■ WORK REQUEST ■
Search term "properties": copy each line of the records that contains it.

Page and application data records
-- -- --
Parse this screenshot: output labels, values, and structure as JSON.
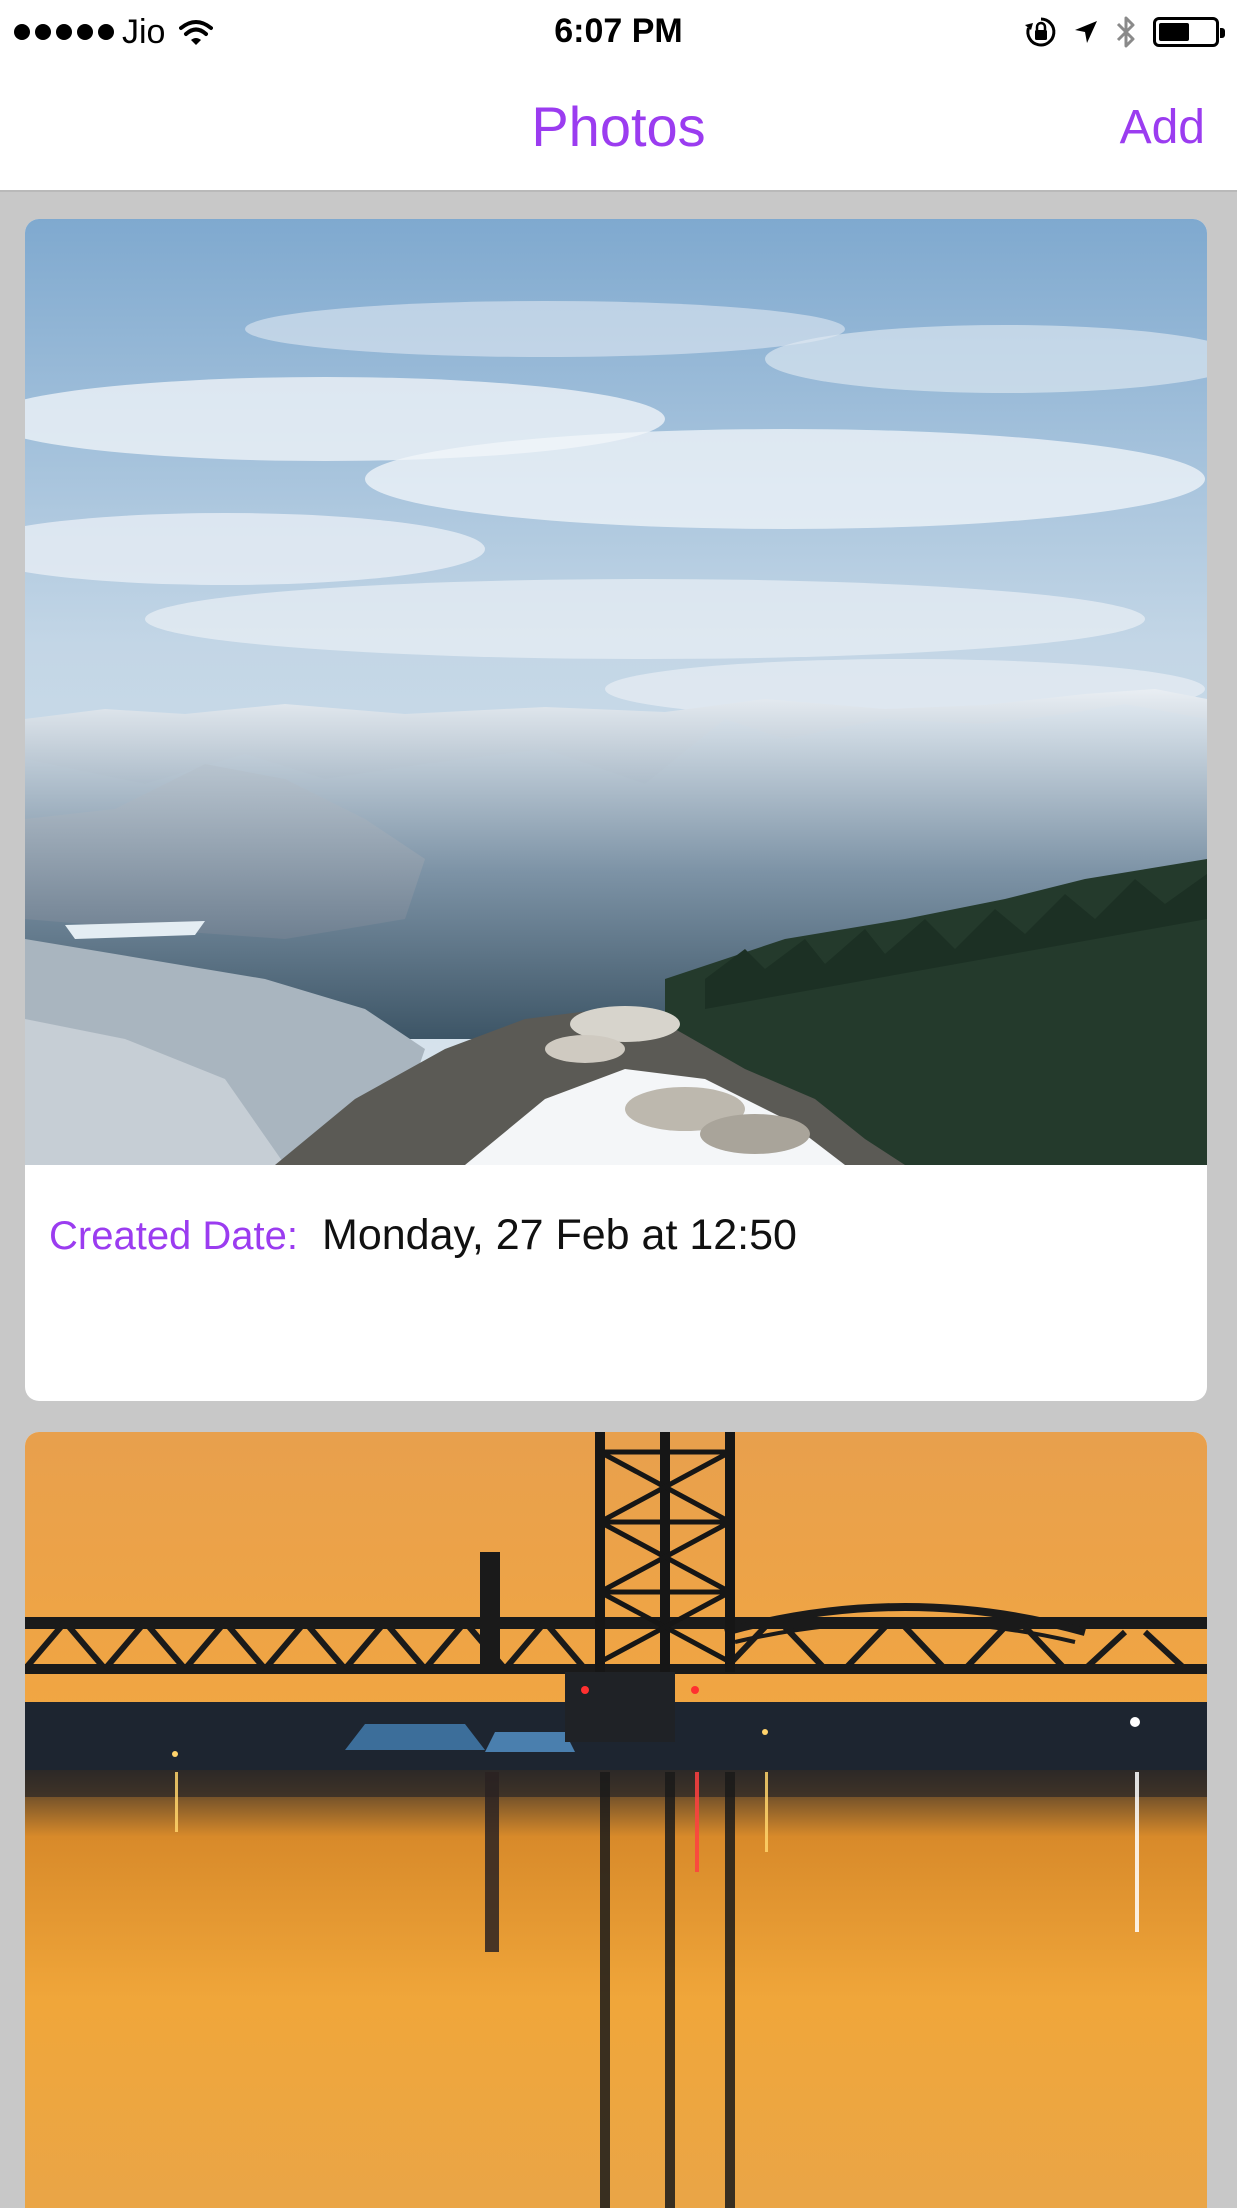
{
  "status_bar": {
    "carrier": "Jio",
    "time": "6:07 PM",
    "battery_level": 0.55,
    "icons": [
      "signal-dots-icon",
      "wifi-icon",
      "rotation-lock-icon",
      "location-arrow-icon",
      "bluetooth-icon",
      "battery-icon"
    ]
  },
  "nav": {
    "title": "Photos",
    "add_label": "Add"
  },
  "colors": {
    "accent": "#9b3cf0",
    "background": "#c8c8c8",
    "card": "#ffffff"
  },
  "photos": [
    {
      "image": "snowy-mountain-landscape",
      "created_label": "Created Date:",
      "created_value": "Monday, 27 Feb at 12:50"
    },
    {
      "image": "bridge-at-sunset"
    }
  ]
}
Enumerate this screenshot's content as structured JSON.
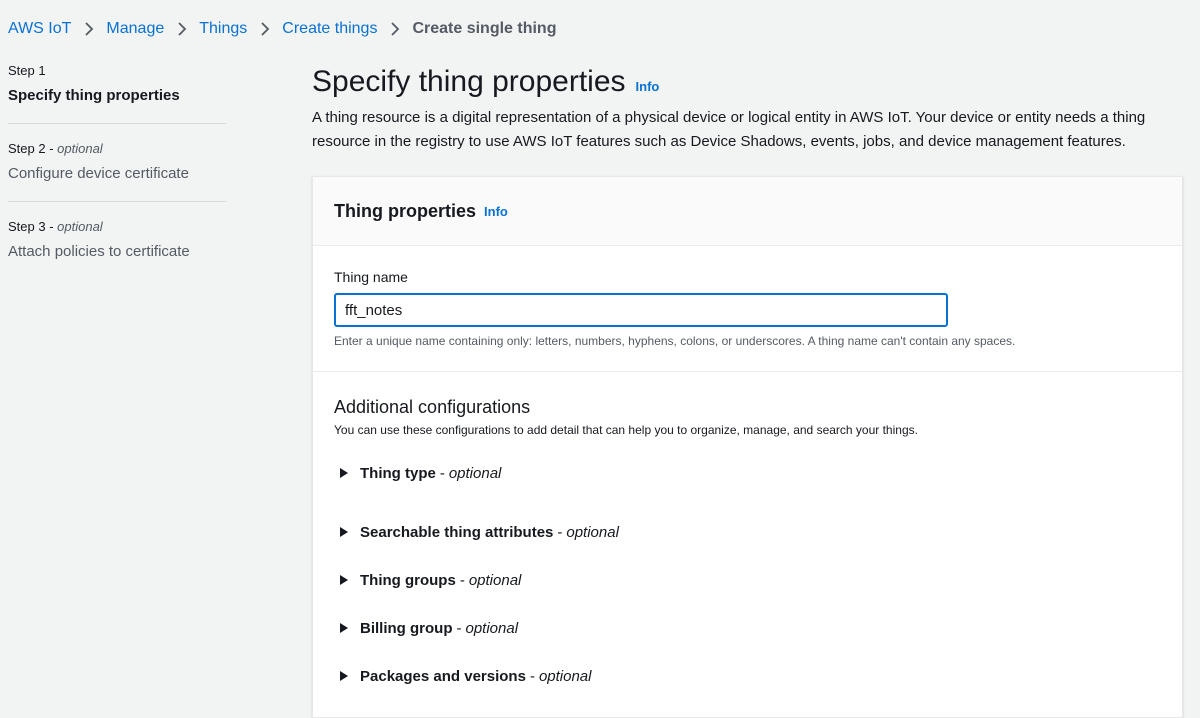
{
  "breadcrumb": {
    "items": [
      "AWS IoT",
      "Manage",
      "Things",
      "Create things"
    ],
    "current": "Create single thing"
  },
  "steps": [
    {
      "num": "Step 1",
      "optional": "",
      "title": "Specify thing properties"
    },
    {
      "num": "Step 2",
      "optional": "optional",
      "title": "Configure device certificate"
    },
    {
      "num": "Step 3",
      "optional": "optional",
      "title": "Attach policies to certificate"
    }
  ],
  "page": {
    "title": "Specify thing properties",
    "info": "Info",
    "description": "A thing resource is a digital representation of a physical device or logical entity in AWS IoT. Your device or entity needs a thing resource in the registry to use AWS IoT features such as Device Shadows, events, jobs, and device management features."
  },
  "properties": {
    "header": "Thing properties",
    "info": "Info",
    "name_label": "Thing name",
    "name_value": "fft_notes",
    "name_hint": "Enter a unique name containing only: letters, numbers, hyphens, colons, or underscores. A thing name can't contain any spaces."
  },
  "additional": {
    "title": "Additional configurations",
    "description": "You can use these configurations to add detail that can help you to organize, manage, and search your things.",
    "optional_label": "optional",
    "items": [
      "Thing type",
      "Searchable thing attributes",
      "Thing groups",
      "Billing group",
      "Packages and versions"
    ]
  },
  "colors": {
    "link": "#0972d3",
    "background": "#f2f3f3",
    "focus_border": "#0972d3"
  },
  "icons": {
    "separator": "chevron-right-icon",
    "expander": "caret-right-icon"
  }
}
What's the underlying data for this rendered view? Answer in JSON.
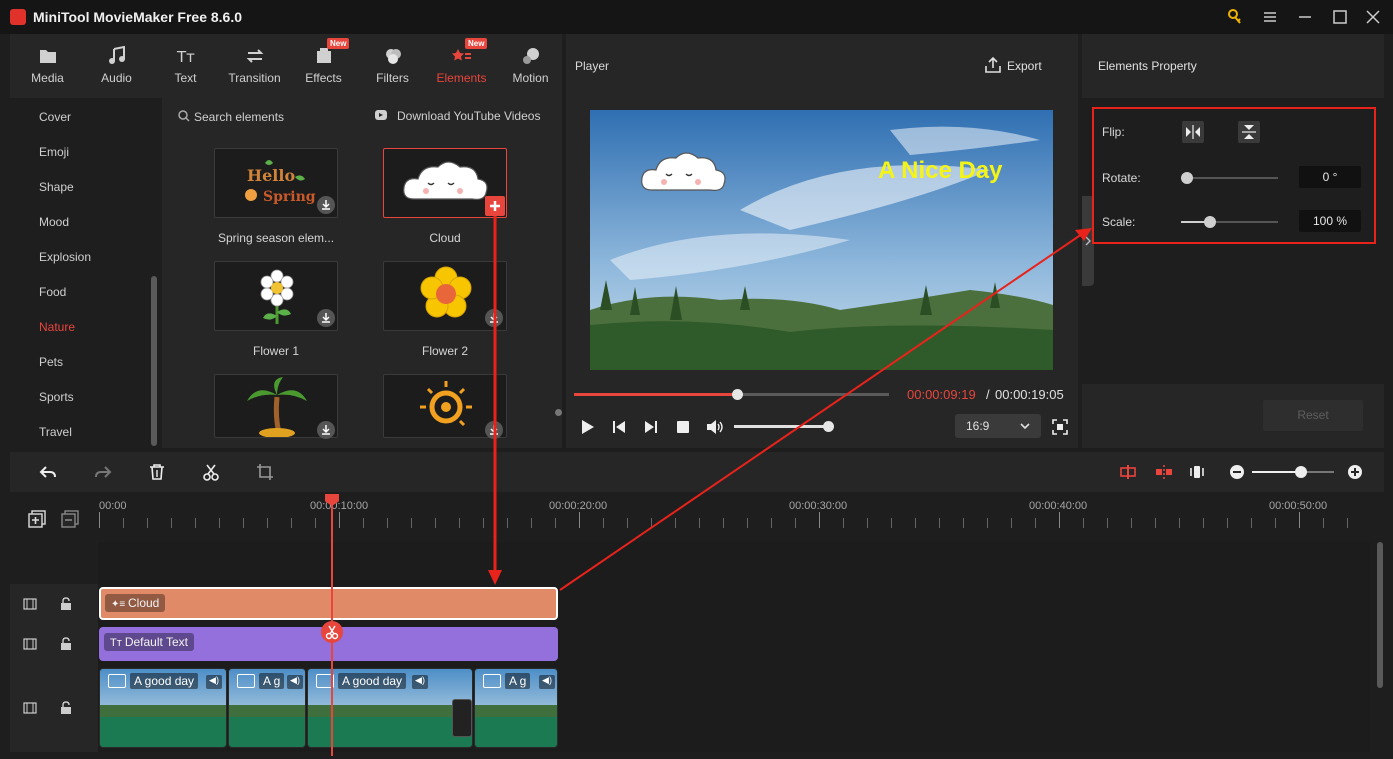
{
  "app": {
    "title": "MiniTool MovieMaker Free 8.6.0"
  },
  "nav": {
    "tabs": [
      {
        "label": "Media",
        "icon": "folder-icon"
      },
      {
        "label": "Audio",
        "icon": "music-note-icon"
      },
      {
        "label": "Text",
        "icon": "text-icon"
      },
      {
        "label": "Transition",
        "icon": "transition-arrows-icon"
      },
      {
        "label": "Effects",
        "icon": "effects-icon",
        "badge": "New"
      },
      {
        "label": "Filters",
        "icon": "filters-icon"
      },
      {
        "label": "Elements",
        "icon": "elements-icon",
        "badge": "New",
        "active": true
      },
      {
        "label": "Motion",
        "icon": "motion-icon"
      }
    ]
  },
  "categories": [
    "Cover",
    "Emoji",
    "Shape",
    "Mood",
    "Explosion",
    "Food",
    "Nature",
    "Pets",
    "Sports",
    "Travel"
  ],
  "active_category": "Nature",
  "elements": {
    "search_placeholder": "Search elements",
    "download_youtube": "Download YouTube Videos",
    "items": [
      {
        "label": "Spring season elem..."
      },
      {
        "label": "Cloud"
      },
      {
        "label": "Flower 1"
      },
      {
        "label": "Flower 2"
      },
      {
        "label": ""
      },
      {
        "label": ""
      }
    ]
  },
  "player": {
    "title": "Player",
    "export_label": "Export",
    "overlay_text": "A Nice Day",
    "current_time": "00:00:09:19",
    "separator": "/",
    "total_time": "00:00:19:05",
    "progress": 0.5,
    "volume": 0.5,
    "aspect_ratio": "16:9"
  },
  "property": {
    "title": "Elements Property",
    "flip_label": "Flip:",
    "rotate_label": "Rotate:",
    "rotate_value": "0 °",
    "rotate_level": 0.0,
    "scale_label": "Scale:",
    "scale_value": "100 %",
    "scale_level": 0.3,
    "reset_label": "Reset"
  },
  "timeline": {
    "zoom_level": 0.6,
    "ruler_labels": [
      "00:00",
      "00:00:10:00",
      "00:00:20:00",
      "00:00:30:00",
      "00:00:40:00",
      "00:00:50:00"
    ],
    "clips": {
      "element": "Cloud",
      "text": "Default Text",
      "video": [
        "A good day",
        "A g",
        "A good day",
        "A g"
      ]
    }
  },
  "colors": {
    "accent": "#e8453c",
    "element_clip": "#e08a68",
    "text_clip": "#9370db",
    "video_clip": "#1b7a52"
  }
}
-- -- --
■ ANSWER SPACE ■
      "title": "Specify thing properties"
    "title": "Specify thing properties",
  "properties": {
    "header": "Thing properties",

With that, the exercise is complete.